  • $50 million for coronavirus response was approved under the purview of the Legislative Coordinating Council.
Federal --
  • March 6, an $8.3 billion emergency funding bill was signed into law.
  • The Families First Coronavirus Response Act was passed this week in Congress -- it's the first national paid sick days and paid leave bill enacted in the United States. The act will provide immediate paid sick leave and paid family leave to millions of people, expanded unemployment insurance, expanded food assistance, increased Medicaid funds for states, and free COVID-19 testing.
  • Additional rounds of legislation are being considered to help businesses withstand the effects of closing or reduced business and possibly providing direct cash payments to individuals and families.
What can you be doing right now?

Well, first off, take care of yourself and your loved ones. Get outside as much as possible (while maintaining social distancing, of course). Use this time to connect with others in meaningful ways. From an advocacy perspective, though, you can:
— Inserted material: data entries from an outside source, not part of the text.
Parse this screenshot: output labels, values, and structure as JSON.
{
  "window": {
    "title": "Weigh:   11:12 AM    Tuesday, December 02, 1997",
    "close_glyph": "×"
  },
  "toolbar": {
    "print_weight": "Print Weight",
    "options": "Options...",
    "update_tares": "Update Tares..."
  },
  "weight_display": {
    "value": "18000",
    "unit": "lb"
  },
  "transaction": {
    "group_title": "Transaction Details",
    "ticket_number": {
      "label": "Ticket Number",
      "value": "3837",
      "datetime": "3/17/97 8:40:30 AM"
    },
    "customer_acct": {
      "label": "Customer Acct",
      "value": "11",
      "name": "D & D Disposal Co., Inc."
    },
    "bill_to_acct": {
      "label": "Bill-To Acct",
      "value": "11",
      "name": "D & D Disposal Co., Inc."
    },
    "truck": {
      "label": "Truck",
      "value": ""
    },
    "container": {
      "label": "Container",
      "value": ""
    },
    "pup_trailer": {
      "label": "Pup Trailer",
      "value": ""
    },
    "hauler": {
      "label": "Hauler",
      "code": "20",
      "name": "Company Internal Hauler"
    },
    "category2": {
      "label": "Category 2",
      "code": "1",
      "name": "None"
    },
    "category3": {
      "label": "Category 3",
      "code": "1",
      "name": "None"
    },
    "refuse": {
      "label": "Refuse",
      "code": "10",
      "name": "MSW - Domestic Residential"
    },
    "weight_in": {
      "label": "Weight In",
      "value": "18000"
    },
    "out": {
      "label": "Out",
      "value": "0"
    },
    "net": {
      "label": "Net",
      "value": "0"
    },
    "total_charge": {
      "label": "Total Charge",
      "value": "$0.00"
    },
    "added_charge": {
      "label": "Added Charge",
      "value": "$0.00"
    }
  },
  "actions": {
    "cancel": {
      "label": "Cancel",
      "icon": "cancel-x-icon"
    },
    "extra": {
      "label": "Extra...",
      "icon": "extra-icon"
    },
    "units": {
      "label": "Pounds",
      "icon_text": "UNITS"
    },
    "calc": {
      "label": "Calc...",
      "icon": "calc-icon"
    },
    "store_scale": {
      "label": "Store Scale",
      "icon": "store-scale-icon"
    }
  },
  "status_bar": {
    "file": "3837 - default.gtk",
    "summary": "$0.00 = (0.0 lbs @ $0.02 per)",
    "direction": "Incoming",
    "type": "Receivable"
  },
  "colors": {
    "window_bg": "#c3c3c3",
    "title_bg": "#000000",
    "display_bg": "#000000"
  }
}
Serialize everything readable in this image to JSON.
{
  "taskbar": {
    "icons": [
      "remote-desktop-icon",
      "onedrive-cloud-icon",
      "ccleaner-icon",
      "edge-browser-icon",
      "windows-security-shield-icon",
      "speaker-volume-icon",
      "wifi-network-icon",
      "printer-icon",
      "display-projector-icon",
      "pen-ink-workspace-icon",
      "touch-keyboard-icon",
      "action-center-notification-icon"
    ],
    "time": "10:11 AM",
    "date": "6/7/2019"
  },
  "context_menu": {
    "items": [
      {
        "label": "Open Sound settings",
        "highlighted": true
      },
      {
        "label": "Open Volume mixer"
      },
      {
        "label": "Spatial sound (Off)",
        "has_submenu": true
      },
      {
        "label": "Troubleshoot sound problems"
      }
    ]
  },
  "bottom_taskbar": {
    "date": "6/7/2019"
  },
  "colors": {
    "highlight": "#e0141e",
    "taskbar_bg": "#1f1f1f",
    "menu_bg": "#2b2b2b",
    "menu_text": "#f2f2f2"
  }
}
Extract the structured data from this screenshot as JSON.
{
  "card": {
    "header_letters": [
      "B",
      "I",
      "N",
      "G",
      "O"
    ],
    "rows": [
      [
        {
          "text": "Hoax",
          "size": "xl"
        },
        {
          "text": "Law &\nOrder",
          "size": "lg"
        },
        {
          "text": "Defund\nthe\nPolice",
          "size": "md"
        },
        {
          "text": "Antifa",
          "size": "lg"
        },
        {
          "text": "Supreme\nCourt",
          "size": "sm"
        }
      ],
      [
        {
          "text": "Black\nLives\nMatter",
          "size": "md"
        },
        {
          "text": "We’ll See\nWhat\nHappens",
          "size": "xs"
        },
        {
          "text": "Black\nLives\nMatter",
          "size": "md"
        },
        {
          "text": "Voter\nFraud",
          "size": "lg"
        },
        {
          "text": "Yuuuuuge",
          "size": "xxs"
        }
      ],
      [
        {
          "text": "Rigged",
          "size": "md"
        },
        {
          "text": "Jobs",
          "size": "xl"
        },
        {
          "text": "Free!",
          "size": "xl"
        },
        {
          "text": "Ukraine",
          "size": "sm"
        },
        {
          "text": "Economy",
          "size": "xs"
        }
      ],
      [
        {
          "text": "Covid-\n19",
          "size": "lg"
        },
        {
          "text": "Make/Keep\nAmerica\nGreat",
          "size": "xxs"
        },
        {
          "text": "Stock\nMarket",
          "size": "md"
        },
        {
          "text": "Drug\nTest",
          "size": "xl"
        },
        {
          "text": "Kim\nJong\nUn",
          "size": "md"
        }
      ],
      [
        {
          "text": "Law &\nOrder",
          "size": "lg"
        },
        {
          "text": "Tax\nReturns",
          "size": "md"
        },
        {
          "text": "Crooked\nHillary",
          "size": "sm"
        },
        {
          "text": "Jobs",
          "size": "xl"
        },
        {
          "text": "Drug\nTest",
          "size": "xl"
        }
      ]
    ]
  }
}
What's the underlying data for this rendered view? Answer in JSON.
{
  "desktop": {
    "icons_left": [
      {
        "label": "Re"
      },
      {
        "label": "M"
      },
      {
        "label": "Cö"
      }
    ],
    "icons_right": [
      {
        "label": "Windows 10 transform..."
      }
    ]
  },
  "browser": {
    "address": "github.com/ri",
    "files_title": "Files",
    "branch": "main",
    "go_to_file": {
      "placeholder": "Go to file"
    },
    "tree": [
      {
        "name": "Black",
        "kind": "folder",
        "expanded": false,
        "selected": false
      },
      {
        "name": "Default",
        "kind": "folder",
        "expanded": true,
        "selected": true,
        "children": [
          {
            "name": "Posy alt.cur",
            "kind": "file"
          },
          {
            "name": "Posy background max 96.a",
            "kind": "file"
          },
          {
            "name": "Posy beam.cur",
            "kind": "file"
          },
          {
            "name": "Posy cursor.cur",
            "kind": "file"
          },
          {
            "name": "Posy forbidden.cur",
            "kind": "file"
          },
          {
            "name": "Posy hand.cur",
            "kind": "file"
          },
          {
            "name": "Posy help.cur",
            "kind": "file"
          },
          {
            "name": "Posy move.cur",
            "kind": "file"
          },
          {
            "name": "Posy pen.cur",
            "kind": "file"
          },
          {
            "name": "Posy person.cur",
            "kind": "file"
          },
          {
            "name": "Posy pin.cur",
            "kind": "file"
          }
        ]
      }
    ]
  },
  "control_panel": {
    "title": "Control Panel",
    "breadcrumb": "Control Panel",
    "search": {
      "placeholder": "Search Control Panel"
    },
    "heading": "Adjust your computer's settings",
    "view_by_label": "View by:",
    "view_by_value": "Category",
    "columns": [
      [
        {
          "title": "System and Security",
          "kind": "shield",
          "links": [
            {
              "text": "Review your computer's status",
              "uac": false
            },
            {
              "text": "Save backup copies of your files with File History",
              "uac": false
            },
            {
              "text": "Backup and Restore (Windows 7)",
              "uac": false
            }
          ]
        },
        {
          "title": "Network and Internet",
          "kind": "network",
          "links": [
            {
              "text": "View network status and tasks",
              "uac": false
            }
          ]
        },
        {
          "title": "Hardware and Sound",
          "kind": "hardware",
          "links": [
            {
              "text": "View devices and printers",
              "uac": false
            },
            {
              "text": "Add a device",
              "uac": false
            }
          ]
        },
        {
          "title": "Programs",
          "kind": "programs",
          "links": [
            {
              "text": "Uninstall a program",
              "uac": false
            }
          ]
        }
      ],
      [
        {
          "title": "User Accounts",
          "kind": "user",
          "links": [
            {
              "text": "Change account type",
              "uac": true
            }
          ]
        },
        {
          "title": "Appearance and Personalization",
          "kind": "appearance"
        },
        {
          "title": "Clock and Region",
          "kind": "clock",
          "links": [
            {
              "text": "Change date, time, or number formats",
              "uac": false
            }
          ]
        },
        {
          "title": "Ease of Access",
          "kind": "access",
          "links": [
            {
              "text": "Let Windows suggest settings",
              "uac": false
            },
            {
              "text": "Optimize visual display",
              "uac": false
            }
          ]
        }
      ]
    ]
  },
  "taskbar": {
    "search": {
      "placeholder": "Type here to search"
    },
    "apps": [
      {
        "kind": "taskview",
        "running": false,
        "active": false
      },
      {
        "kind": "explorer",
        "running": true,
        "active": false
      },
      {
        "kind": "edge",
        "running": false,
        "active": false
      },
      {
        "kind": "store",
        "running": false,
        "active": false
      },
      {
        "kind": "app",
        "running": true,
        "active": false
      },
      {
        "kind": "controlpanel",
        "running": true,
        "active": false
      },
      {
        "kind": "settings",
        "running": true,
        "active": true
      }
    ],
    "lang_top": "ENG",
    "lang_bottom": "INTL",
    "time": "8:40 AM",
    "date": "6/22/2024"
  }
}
  • Stay in contact with your Kansas House and Senate members. Share your story and the impacts of what you're experiencing. Share what you are seeing as the needs in your communities. Many Kansas policies and programs will be critically needed now. They include cash assistance (TANF), food assistance (SNAP), child care assistance and supports to child care providers, unemployment insurance, Medicaid coverage, access to needed health services, and much more. These programs are always important to our communities, but they are even more so in times of crisis.
  • Reach out to our Kansas federal delegation about the importance of policies that are best suited to be implemented by our federal government. They have more flexibility to pass sweeping legislation to help our nation and each state.
  • Reach out to existing partners in your network to plan next steps together. I know KAC will do this in the coming weeks. Our legislative session may be over as we know it -- now is a great time to be thinking of what's next on our advocacy agendas and building support for those policies.
Take care --
Adrienne